Technically, debridement is the term for the medical procedure that deliberately aggravates the wound in order to help it heal. With grief, we must do that – revisit the pain that makes us physically wince. It’s a necessary cringe, but we must not linger there. Telling and retelling our stories – that is our task. Finding situations and people who will listen, allow and support us unconditionally is essential – people who give us the space to remember the losses in our past and foreshadow what they mean for our futures. These people are rare and cherished. Without their divine grace, we will never emerge from this murky miasma (one of Elliot’s favorite words).
With debridement, we remove the unhealthy tissue and promote the healing – exposing a new day. The body is designed to heal, but the muck is heavy. The wound can become senescent or old when the cells are still alive and metabolically active but not able to divide and thrive. They are merely surviving, not thriving . . . senescent.
We can’t let that state persist – with unattended wounds scabbing over, harboring our deepest traumas.
4 thoughts on “Terms of Debridement: Living into Grief”
This is fantastic and so well put. We lost my nephew 10 years ago, to cancer. He was 18. We mention his name all the time.
Thank you, Judy. What a tragic loss — and so young. How difficult that is to carry. Good to hear you speak of him. The awkward, tiptoeing around the memory of one lost is so exhausting and isolating. xo
Thank you for sharing this Elaine, it’s something I’ve been feeling but hadn’t iterated; It’s a good reminder to consciously make the necessary room for other people’s grief. I know we’re lucky to have great friends who listen and know what a singular, lovable guy he was. When I’ve suspected that I’ve overtaxed those friends I’ve developed playlists and found texts to bring the tears that burn like anger when they can’t be shed but it’s not the same as having a willing ear and a hand to hold . Doesn’t it seems odd that more people aren’t crying in public more often? When I’ve seen people crying on the subway or on the sidewalk, it’s usually provoked the most humane responses that cross age, gender, and class lines.

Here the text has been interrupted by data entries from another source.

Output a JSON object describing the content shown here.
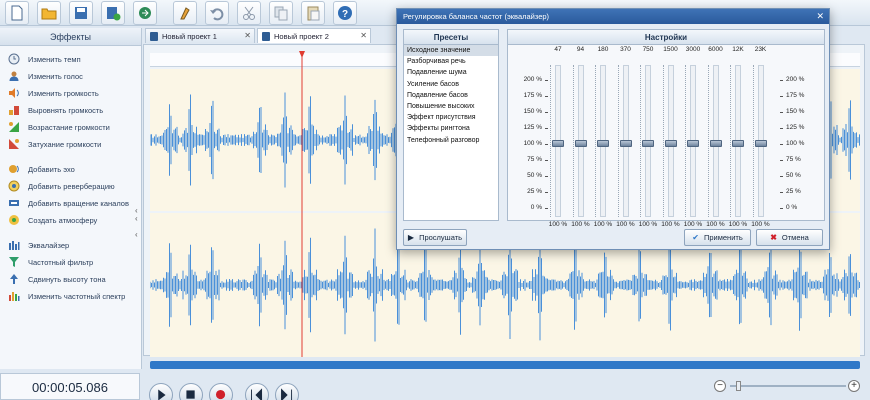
{
  "toolbar": {
    "buttons": [
      {
        "name": "new-file-icon"
      },
      {
        "name": "open-folder-icon"
      },
      {
        "name": "save-icon"
      },
      {
        "name": "add-file-icon"
      },
      {
        "name": "export-icon"
      },
      {
        "name": "record-icon"
      },
      {
        "name": "undo-icon"
      },
      {
        "name": "cut-icon"
      },
      {
        "name": "copy-icon"
      },
      {
        "name": "paste-icon"
      },
      {
        "name": "help-icon"
      }
    ]
  },
  "left_panel": {
    "header": "Эффекты",
    "groups": [
      [
        {
          "label": "Изменить темп",
          "icon": "clock-icon"
        },
        {
          "label": "Изменить голос",
          "icon": "person-icon"
        },
        {
          "label": "Изменить громкость",
          "icon": "volume-icon"
        },
        {
          "label": "Выровнять громкость",
          "icon": "level-icon"
        },
        {
          "label": "Возрастание громкости",
          "icon": "fade-in-icon"
        },
        {
          "label": "Затухание громкости",
          "icon": "fade-out-icon"
        }
      ],
      [
        {
          "label": "Добавить эхо",
          "icon": "echo-icon"
        },
        {
          "label": "Добавить реверберацию",
          "icon": "reverb-icon"
        },
        {
          "label": "Добавить вращение каналов",
          "icon": "rotate-icon"
        },
        {
          "label": "Создать атмосферу",
          "icon": "atmosphere-icon"
        }
      ],
      [
        {
          "label": "Эквалайзер",
          "icon": "equalizer-icon"
        },
        {
          "label": "Частотный фильтр",
          "icon": "filter-icon"
        },
        {
          "label": "Сдвинуть высоту тона",
          "icon": "pitch-icon"
        },
        {
          "label": "Изменить частотный спектр",
          "icon": "spectrum-icon"
        }
      ]
    ]
  },
  "tabs": [
    {
      "label": "Новый проект 1",
      "active": false
    },
    {
      "label": "Новый проект 2",
      "active": true
    }
  ],
  "timer": "00:00:05.086",
  "dialog": {
    "title": "Регулировка баланса частот (эквалайзер)",
    "presets_header": "Пресеты",
    "settings_header": "Настройки",
    "presets": [
      "Исходное значение",
      "Разборчивая речь",
      "Подавление шума",
      "Усиление басов",
      "Подавление басов",
      "Повышение высоких",
      "Эффект присутствия",
      "Эффекты рингтона",
      "Телефонный разговор"
    ],
    "selected_preset": 0,
    "bands": [
      {
        "freq": "47",
        "value": "100 %",
        "level": 100
      },
      {
        "freq": "94",
        "value": "100 %",
        "level": 100
      },
      {
        "freq": "180",
        "value": "100 %",
        "level": 100
      },
      {
        "freq": "370",
        "value": "100 %",
        "level": 100
      },
      {
        "freq": "750",
        "value": "100 %",
        "level": 100
      },
      {
        "freq": "1500",
        "value": "100 %",
        "level": 100
      },
      {
        "freq": "3000",
        "value": "100 %",
        "level": 100
      },
      {
        "freq": "6000",
        "value": "100 %",
        "level": 100
      },
      {
        "freq": "12K",
        "value": "100 %",
        "level": 100
      },
      {
        "freq": "23K",
        "value": "100 %",
        "level": 100
      }
    ],
    "levels": [
      "200 %",
      "175 %",
      "150 %",
      "125 %",
      "100 %",
      "75 %",
      "50 %",
      "25 %",
      "0 %"
    ],
    "listen_label": "Прослушать",
    "apply_label": "Применить",
    "cancel_label": "Отмена"
  },
  "colors": {
    "waveform": "#4a90d9",
    "playhead": "#e03c31",
    "track_bg": "#fbf6e6",
    "scrollbar": "#2f78c8"
  }
}
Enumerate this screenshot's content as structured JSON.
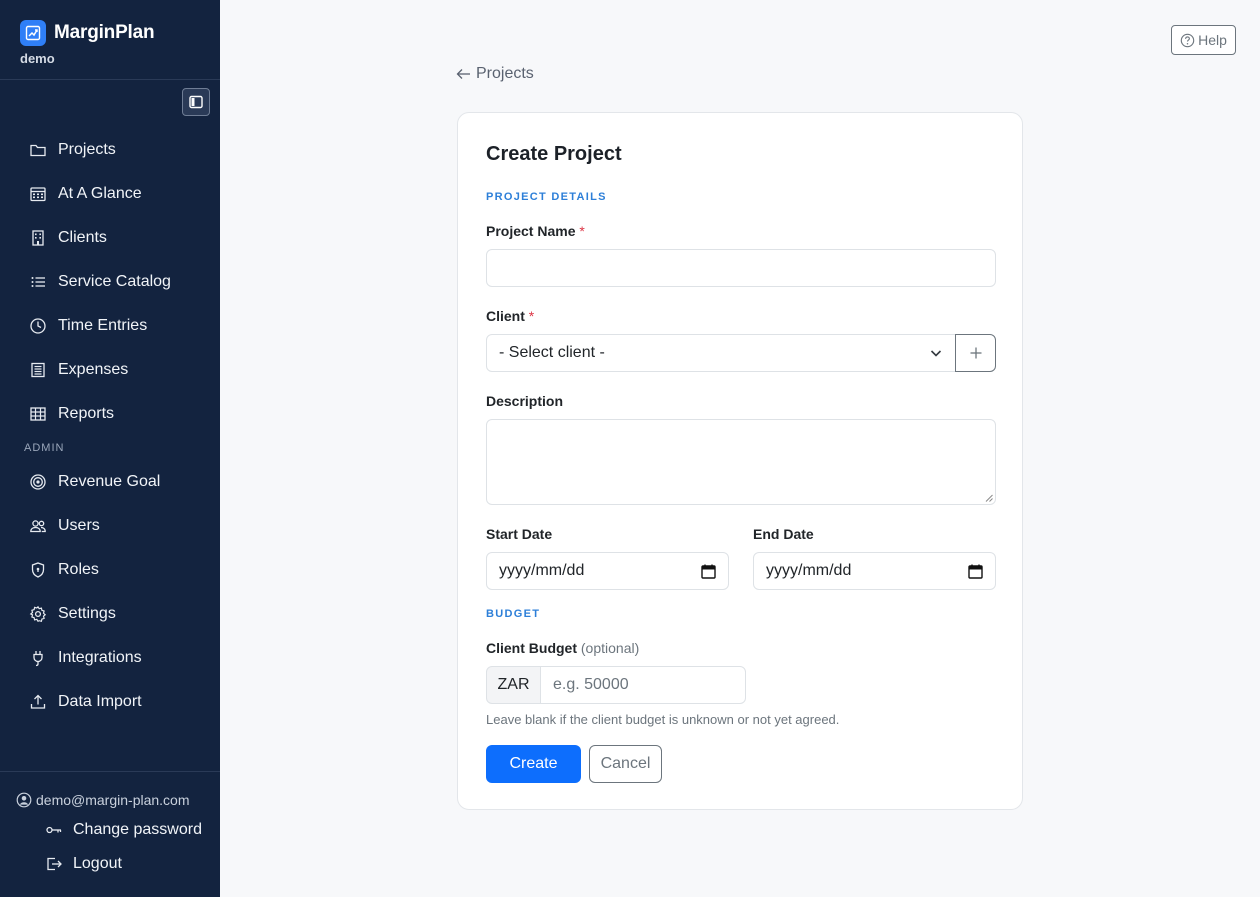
{
  "brand": {
    "name": "MarginPlan",
    "tenant": "demo"
  },
  "sidebar": {
    "items": [
      {
        "label": "Projects",
        "icon": "folder-icon"
      },
      {
        "label": "At A Glance",
        "icon": "calendar-grid-icon"
      },
      {
        "label": "Clients",
        "icon": "building-icon"
      },
      {
        "label": "Service Catalog",
        "icon": "list-icon"
      },
      {
        "label": "Time Entries",
        "icon": "clock-icon"
      },
      {
        "label": "Expenses",
        "icon": "receipt-icon"
      },
      {
        "label": "Reports",
        "icon": "table-icon"
      }
    ],
    "admin_label": "ADMIN",
    "admin_items": [
      {
        "label": "Revenue Goal",
        "icon": "target-icon"
      },
      {
        "label": "Users",
        "icon": "users-icon"
      },
      {
        "label": "Roles",
        "icon": "shield-icon"
      },
      {
        "label": "Settings",
        "icon": "gear-icon"
      },
      {
        "label": "Integrations",
        "icon": "plug-icon"
      },
      {
        "label": "Data Import",
        "icon": "upload-icon"
      }
    ],
    "user_email": "demo@margin-plan.com",
    "change_password": "Change password",
    "logout": "Logout"
  },
  "header": {
    "help_label": "Help",
    "back_label": "Projects"
  },
  "form": {
    "title": "Create Project",
    "section_details": "PROJECT DETAILS",
    "project_name_label": "Project Name",
    "project_name_value": "",
    "client_label": "Client",
    "client_selected": "- Select client -",
    "description_label": "Description",
    "start_date_label": "Start Date",
    "start_date_placeholder": "yyyy/mm/dd",
    "end_date_label": "End Date",
    "end_date_placeholder": "yyyy/mm/dd",
    "section_budget": "BUDGET",
    "client_budget_label": "Client Budget",
    "client_budget_optional": "(optional)",
    "currency": "ZAR",
    "budget_placeholder": "e.g. 50000",
    "budget_help": "Leave blank if the client budget is unknown or not yet agreed.",
    "required_marker": "*",
    "create_label": "Create",
    "cancel_label": "Cancel"
  },
  "colors": {
    "sidebar_bg": "#13233f",
    "accent": "#0d6efd",
    "section_label": "#2d7fd8",
    "required": "#dc3545"
  }
}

On a practical level, I bet we’d all be a little happier, healthier, and I hate to say it but more productive if we could conscientiously, shamelessly clean those pipes more often.
Such exquisite words, dear David. Pipes filling now. But, then, that’s where I live — on the precarious edge of tears. “Doesn’t it seems odd that more people aren’t crying in public more often?” Indeed. xoxo